## [RECORDS SUPPLIED]

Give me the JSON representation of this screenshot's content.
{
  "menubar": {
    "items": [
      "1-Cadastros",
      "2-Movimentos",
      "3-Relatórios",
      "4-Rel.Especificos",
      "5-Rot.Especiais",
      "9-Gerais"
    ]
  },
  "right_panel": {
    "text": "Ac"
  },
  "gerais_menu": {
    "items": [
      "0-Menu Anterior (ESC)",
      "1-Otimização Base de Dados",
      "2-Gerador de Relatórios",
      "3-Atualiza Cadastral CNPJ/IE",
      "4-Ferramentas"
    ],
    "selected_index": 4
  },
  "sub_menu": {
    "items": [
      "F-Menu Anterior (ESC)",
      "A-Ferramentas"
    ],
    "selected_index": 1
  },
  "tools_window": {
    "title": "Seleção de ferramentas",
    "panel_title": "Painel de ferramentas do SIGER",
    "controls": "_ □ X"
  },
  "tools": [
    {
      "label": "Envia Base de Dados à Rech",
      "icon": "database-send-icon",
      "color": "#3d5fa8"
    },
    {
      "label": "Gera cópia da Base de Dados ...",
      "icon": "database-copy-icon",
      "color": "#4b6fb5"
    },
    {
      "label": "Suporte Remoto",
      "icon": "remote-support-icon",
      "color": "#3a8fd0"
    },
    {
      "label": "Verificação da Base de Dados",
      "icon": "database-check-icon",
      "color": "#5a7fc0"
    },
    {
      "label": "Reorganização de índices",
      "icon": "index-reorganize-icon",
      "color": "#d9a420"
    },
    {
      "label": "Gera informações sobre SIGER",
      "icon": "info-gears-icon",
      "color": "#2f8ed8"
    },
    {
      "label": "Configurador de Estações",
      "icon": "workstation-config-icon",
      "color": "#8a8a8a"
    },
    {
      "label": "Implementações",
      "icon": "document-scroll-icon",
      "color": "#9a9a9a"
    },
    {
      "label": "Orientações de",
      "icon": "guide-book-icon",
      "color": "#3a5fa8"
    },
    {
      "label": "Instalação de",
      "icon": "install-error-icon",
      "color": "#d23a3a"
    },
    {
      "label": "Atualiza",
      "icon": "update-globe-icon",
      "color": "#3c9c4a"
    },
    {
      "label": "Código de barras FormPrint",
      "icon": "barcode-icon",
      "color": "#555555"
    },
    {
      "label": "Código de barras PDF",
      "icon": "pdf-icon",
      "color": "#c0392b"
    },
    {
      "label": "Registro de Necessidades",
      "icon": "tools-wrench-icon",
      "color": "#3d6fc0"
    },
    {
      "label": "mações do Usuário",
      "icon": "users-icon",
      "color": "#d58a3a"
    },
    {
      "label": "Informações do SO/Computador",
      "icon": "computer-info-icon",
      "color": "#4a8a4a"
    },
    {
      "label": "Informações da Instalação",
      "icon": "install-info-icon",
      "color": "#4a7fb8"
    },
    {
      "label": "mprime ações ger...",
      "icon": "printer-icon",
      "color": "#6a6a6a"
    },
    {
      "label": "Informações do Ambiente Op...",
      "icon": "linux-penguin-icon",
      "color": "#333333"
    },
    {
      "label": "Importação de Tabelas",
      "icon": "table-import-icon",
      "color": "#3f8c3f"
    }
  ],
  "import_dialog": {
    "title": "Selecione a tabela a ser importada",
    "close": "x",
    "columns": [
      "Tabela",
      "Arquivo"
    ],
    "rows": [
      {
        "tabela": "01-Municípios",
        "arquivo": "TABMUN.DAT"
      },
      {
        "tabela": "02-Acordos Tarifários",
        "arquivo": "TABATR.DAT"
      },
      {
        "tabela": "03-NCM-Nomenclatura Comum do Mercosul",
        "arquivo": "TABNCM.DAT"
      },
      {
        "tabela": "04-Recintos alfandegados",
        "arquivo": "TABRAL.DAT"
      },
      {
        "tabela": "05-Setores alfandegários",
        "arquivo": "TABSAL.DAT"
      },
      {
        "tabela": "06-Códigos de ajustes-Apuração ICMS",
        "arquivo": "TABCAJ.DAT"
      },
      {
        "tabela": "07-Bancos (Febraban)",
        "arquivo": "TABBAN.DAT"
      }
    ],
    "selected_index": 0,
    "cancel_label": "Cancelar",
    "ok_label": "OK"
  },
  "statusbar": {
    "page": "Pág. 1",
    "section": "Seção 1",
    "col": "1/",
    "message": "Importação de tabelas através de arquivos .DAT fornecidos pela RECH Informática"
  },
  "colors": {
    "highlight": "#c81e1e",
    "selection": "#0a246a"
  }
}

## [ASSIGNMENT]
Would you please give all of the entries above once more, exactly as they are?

## [THE ANSWER]
Give me the JSON representation of this screenshot's content.
{
  "menubar": {
    "items": [
      "1-Cadastros",
      "2-Movimentos",
      "3-Relatórios",
      "4-Rel.Especificos",
      "5-Rot.Especiais",
      "9-Gerais"
    ]
  },
  "right_panel": {
    "text": "Ac"
  },
  "gerais_menu": {
    "items": [
      "0-Menu Anterior (ESC)",
      "1-Otimização Base de Dados",
      "2-Gerador de Relatórios",
      "3-Atualiza Cadastral CNPJ/IE",
      "4-Ferramentas"
    ],
    "selected_index": 4
  },
  "sub_menu": {
    "items": [
      "F-Menu Anterior (ESC)",
      "A-Ferramentas"
    ],
    "selected_index": 1
  },
  "tools_window": {
    "title": "Seleção de ferramentas",
    "panel_title": "Painel de ferramentas do SIGER",
    "controls": "_ □ X"
  },
  "tools": [
    {
      "label": "Envia Base de Dados à Rech",
      "icon": "database-send-icon",
      "color": "#3d5fa8"
    },
    {
      "label": "Gera cópia da Base de Dados ...",
      "icon": "database-copy-icon",
      "color": "#4b6fb5"
    },
    {
      "label": "Suporte Remoto",
      "icon": "remote-support-icon",
      "color": "#3a8fd0"
    },
    {
      "label": "Verificação da Base de Dados",
      "icon": "database-check-icon",
      "color": "#5a7fc0"
    },
    {
      "label": "Reorganização de índices",
      "icon": "index-reorganize-icon",
      "color": "#d9a420"
    },
    {
      "label": "Gera informações sobre SIGER",
      "icon": "info-gears-icon",
      "color": "#2f8ed8"
    },
    {
      "label": "Configurador de Estações",
      "icon": "workstation-config-icon",
      "color": "#8a8a8a"
    },
    {
      "label": "Implementações",
      "icon": "document-scroll-icon",
      "color": "#9a9a9a"
    },
    {
      "label": "Orientações de",
      "icon": "guide-book-icon",
      "color": "#3a5fa8"
    },
    {
      "label": "Instalação de",
      "icon": "install-error-icon",
      "color": "#d23a3a"
    },
    {
      "label": "Atualiza",
      "icon": "update-globe-icon",
      "color": "#3c9c4a"
    },
    {
      "label": "Código de barras FormPrint",
      "icon": "barcode-icon",
      "color": "#555555"
    },
    {
      "label": "Código de barras PDF",
      "icon": "pdf-icon",
      "color": "#c0392b"
    },
    {
      "label": "Registro de Necessidades",
      "icon": "tools-wrench-icon",
      "color": "#3d6fc0"
    },
    {
      "label": "mações do Usuário",
      "icon": "users-icon",
      "color": "#d58a3a"
    },
    {
      "label": "Informações do SO/Computador",
      "icon": "computer-info-icon",
      "color": "#4a8a4a"
    },
    {
      "label": "Informações da Instalação",
      "icon": "install-info-icon",
      "color": "#4a7fb8"
    },
    {
      "label": "mprime ações ger...",
      "icon": "printer-icon",
      "color": "#6a6a6a"
    },
    {
      "label": "Informações do Ambiente Op...",
      "icon": "linux-penguin-icon",
      "color": "#333333"
    },
    {
      "label": "Importação de Tabelas",
      "icon": "table-import-icon",
      "color": "#3f8c3f"
    }
  ],
  "import_dialog": {
    "title": "Selecione a tabela a ser importada",
    "close": "x",
    "columns": [
      "Tabela",
      "Arquivo"
    ],
    "rows": [
      {
        "tabela": "01-Municípios",
        "arquivo": "TABMUN.DAT"
      },
      {
        "tabela": "02-Acordos Tarifários",
        "arquivo": "TABATR.DAT"
      },
      {
        "tabela": "03-NCM-Nomenclatura Comum do Mercosul",
        "arquivo": "TABNCM.DAT"
      },
      {
        "tabela": "04-Recintos alfandegados",
        "arquivo": "TABRAL.DAT"
      },
      {
        "tabela": "05-Setores alfandegários",
        "arquivo": "TABSAL.DAT"
      },
      {
        "tabela": "06-Códigos de ajustes-Apuração ICMS",
        "arquivo": "TABCAJ.DAT"
      },
      {
        "tabela": "07-Bancos (Febraban)",
        "arquivo": "TABBAN.DAT"
      }
    ],
    "selected_index": 0,
    "cancel_label": "Cancelar",
    "ok_label": "OK"
  },
  "statusbar": {
    "page": "Pág. 1",
    "section": "Seção 1",
    "col": "1/",
    "message": "Importação de tabelas através de arquivos .DAT fornecidos pela RECH Informática"
  },
  "colors": {
    "highlight": "#c81e1e",
    "selection": "#0a246a"
  }
}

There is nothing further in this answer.